Fiji has announced plans to make the coronavirus vaccine compulsory for all workers as it battles a runaway outbreak of the Delta variant, with the prime minister issuing a blunt message: “no jabs, no job”.
Frank Bainimarama said all public servants in the South Pacific nation of 930,000 must go on leave if they have not had their first injection by August 15 and would be dismissed if they did not receive their second by November 1.
Private sector employees must have their first jab by August 1, with individuals facing hefty fines if they fail to comply and companies threatened with being shut down.
“No jabs, no job — that is what the science tells us is safest and that is now the policy of the government and enforced through law,” Bainimarama said in a national address late Thursday.
The hardline policy comes amid government frustration at the widespread flouting of virus safety measures such as social distancing and wearing masks, blamed in part for a huge spike in infections.
Until April, Fiji had recorded no community cases for a year but a quarantine breach saw the highly contagious Delta variant, first detected in India, rapidly gain a foothold, with the country now recording 700-plus new cases a day.
The under-resourced health system has been stretched to breaking point, with the country’s largest hospital in Suva this week saying its mortuary was at capacity and urging the families of virus victims to collect their loved ones.
Bainimarama has resisted calls to lock down the entire country, citing the economic cost and the practicalities of enforcing such a move in densely-populated squatter settlements.
“A hard lockdown, as some are calling for, cannot be strictly enforced everywhere in Fiji and our experts tell us it would not kill off the virus,” he said.
“But it would kill jobs and it could kill our country’s future.”
Instead, Bainimarama has imposed localised lockdowns in infection hotspots, including the capital Suva, while rolling out the Astra Zeneca vaccine.
While almost 340,000 adults have received their first injection, Bainimarama said online misinformation was discouraging some people, assuring them he had experienced no serious side effects from the inoculation.
“I have not been magnetised or micro-chipped by the vaccine, I have not received the mark of the beast or any other creature — the vaccine does not do that to anyone,” he said.
The rugby-mad country’s national team has thrown its weight behind the inoculation drive and will wear shirts emblazoned with the message “vaccinate Fiji”, rather than their sponsor’s logo, during their two-Test series against New Zealand starting this weekend.
Bainimarama said spot fines were being introduced for “reckless rule-breakers” who did not wear marks, attended social gatherings or violated quarantine orders.
Australia’s minister for international development and the Pacific, Zed Seselja, told AFP on Friday that his country had delivered 70,000 more doses to Fiji in the last 24 hours, bringing the total to around 400,000.

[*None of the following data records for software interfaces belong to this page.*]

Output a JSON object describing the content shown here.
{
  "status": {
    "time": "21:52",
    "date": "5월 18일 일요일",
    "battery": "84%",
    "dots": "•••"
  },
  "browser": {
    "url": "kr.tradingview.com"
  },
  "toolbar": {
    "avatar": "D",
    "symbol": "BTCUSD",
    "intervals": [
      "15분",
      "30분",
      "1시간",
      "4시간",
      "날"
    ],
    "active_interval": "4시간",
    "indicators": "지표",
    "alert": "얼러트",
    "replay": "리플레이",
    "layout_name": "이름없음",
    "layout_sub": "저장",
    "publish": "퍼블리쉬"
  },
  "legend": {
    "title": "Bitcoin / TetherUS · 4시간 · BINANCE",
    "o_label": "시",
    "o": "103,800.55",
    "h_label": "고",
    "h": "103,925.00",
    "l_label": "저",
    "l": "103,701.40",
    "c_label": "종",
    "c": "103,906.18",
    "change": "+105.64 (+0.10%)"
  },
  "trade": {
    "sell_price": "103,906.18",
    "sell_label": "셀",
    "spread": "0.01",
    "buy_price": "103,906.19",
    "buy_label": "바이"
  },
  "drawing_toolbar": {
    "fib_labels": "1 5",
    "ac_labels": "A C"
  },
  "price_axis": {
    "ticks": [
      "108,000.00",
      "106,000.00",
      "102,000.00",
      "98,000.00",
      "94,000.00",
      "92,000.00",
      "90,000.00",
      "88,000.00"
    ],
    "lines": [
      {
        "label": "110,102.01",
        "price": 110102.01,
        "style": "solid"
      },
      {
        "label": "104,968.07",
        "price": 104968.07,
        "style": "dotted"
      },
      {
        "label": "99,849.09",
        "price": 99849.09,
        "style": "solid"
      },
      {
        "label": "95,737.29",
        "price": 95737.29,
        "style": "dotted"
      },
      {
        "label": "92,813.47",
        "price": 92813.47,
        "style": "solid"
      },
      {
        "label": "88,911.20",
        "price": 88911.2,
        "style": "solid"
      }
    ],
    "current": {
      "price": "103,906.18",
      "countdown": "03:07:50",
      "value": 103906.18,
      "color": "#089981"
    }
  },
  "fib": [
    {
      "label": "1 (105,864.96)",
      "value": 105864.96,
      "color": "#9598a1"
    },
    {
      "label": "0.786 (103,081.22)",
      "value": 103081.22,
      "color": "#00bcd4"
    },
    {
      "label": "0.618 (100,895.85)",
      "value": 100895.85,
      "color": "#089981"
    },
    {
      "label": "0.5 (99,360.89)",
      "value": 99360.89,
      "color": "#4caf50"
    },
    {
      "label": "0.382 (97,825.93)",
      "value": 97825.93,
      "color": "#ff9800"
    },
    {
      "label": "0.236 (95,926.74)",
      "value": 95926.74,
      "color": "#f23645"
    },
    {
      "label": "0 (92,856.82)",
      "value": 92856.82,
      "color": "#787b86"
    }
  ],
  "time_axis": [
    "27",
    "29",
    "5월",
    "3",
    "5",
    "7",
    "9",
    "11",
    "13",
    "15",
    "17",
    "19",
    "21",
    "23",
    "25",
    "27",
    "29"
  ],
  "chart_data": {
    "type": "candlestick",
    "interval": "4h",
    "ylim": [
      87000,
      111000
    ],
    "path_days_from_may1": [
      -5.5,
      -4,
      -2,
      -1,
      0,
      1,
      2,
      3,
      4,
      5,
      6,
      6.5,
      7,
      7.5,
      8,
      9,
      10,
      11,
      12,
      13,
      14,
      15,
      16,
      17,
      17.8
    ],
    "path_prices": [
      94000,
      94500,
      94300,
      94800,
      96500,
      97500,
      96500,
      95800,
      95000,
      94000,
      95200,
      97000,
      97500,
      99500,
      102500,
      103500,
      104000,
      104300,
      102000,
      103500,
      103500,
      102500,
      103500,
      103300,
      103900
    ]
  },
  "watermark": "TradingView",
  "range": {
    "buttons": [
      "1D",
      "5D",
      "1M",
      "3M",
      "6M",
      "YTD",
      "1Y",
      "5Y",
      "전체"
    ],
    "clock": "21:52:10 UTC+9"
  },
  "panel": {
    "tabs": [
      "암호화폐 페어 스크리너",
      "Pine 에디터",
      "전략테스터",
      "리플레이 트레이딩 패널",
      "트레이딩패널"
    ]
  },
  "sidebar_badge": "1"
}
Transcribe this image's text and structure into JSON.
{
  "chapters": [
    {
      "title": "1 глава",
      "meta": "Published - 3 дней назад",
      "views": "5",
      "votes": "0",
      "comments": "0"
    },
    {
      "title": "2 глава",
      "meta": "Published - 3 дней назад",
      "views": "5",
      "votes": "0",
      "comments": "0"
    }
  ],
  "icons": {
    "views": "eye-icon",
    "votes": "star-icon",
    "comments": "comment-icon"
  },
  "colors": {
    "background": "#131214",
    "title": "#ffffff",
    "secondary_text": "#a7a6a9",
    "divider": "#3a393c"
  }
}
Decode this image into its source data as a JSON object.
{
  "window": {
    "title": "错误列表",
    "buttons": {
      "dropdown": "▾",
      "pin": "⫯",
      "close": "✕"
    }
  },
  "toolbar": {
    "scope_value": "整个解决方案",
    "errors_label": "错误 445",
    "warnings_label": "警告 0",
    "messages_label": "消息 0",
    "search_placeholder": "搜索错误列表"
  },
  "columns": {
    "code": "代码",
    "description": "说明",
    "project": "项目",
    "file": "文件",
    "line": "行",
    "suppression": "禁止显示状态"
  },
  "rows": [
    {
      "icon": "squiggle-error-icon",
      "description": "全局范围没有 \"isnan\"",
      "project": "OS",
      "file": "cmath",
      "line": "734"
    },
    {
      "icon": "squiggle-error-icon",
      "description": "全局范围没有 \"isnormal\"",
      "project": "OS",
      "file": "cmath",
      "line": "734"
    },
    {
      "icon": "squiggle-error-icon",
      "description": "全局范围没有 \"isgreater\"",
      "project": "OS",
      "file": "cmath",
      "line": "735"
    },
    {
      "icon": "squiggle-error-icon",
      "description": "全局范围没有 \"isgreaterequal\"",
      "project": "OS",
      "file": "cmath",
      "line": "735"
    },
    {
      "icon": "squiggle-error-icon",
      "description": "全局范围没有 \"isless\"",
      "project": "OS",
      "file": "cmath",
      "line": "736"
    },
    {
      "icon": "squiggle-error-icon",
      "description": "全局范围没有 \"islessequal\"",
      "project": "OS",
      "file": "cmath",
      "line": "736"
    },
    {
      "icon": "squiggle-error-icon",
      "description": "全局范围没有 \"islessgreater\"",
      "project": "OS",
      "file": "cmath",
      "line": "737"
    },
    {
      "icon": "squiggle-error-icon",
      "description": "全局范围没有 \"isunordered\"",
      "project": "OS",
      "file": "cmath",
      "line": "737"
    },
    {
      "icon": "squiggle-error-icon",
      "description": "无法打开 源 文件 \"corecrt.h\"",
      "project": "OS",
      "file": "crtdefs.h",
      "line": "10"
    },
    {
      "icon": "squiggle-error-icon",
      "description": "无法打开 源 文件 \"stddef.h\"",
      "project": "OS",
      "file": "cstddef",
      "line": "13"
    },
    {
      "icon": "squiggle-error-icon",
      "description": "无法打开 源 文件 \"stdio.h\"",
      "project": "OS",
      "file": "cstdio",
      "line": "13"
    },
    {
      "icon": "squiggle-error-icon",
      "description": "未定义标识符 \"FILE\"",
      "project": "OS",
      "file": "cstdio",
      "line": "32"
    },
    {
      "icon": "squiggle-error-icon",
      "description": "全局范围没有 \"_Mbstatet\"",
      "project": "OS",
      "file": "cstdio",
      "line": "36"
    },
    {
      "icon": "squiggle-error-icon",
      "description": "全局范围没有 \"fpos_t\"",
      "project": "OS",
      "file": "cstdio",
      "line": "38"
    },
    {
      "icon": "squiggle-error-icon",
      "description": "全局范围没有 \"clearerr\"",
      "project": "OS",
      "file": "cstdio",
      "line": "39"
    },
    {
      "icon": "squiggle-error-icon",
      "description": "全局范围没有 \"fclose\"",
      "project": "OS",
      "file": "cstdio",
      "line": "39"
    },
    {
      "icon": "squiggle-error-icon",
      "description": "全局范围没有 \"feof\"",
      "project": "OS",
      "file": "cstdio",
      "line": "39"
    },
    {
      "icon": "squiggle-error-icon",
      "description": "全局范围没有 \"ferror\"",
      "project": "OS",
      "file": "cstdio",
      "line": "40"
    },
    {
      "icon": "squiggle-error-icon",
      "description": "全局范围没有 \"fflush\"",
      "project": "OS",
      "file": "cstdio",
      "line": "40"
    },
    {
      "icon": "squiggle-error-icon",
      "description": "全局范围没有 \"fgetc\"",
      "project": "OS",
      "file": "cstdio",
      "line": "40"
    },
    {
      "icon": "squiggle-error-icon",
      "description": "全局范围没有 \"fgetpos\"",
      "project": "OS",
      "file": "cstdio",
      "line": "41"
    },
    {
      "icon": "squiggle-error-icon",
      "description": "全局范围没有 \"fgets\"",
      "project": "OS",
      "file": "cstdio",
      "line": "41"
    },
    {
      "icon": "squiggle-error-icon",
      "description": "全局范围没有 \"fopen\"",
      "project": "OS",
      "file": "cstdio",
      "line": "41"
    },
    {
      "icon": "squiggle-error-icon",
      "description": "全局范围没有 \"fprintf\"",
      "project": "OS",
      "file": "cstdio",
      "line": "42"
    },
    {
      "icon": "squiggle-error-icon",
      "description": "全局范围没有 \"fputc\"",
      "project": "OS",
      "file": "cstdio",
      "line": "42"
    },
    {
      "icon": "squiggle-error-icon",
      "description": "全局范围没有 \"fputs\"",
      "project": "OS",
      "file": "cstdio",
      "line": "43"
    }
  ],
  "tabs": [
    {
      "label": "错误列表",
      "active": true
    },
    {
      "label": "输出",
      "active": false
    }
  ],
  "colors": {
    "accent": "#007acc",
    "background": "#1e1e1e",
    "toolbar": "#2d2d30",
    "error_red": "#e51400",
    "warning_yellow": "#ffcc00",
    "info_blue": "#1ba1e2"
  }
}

He vowed Australia would “continue to up our effort when it comes to sharing vaccines in the region. I expect it will continue to ramp up right throughout this year.”